There was an interesting thread recently on social sharing site reddit. The author asked: “What's the biggest incorrect fact you've always believed and insisted you were right, until you learnt how wrong you were?”
There were some very interesting responses. Did you know, for example, that all different tastes can be detected on all parts of the tongue, and that people use far more than 10% of their brains? Another person pointed out that contrary to popular belief, Napoleon Bonaparte was actually considered taller than average for the time.
All very interesting, but not very HR-related.
Until I read one response:
This was followed by a slew of comments from other commentators which backed up eat_drink_n_b_merry's position.
These are just a sample of this type of response – there were a lot more. But others did chip in, including this response which criticised the 'black-and-white' thinking of the previous posters.
You can check out the full responses to eat_drink_n_b_merry's comment.

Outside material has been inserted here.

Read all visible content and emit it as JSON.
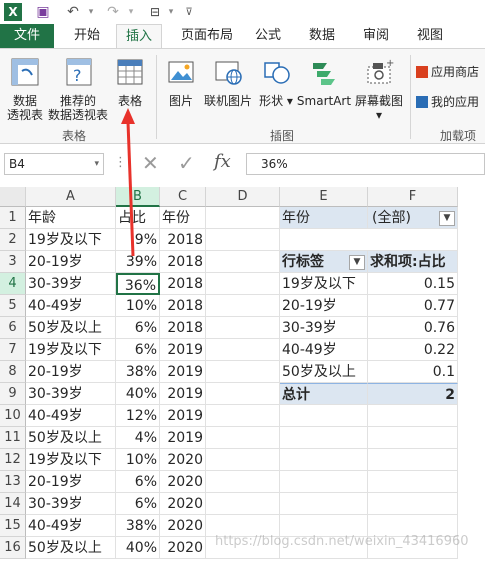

There are a few things to consider here:
- Social sharing sites tend to skew very negative and very positive responses because these people are most likely to comment, just as TripAdvisor is likely to make the negative aspects of a hotel seem worse than they are – take that how you will
- While reddit has members across the world, it is a US-dominant site, and is particular popular with 18-30 year old males. I've not looked up or investigated the nationalities or demographics of the commenters in this thread
- There seems to be, among both positive and negative commenters, a clear opinion of HR as an archaic department that is mobilised when needed but otherwise lies dormant, which suggests to me a lot of employees are not aware of how much work HR does in talent management, engagement, onboarding, reporting, etc.
HR is a department of the company, so of course its job is to act in the company's interests – but there's a way to do it to protect the employee as much as possible at the same time. Maybe it's a communication problem. It's definitely an image problem.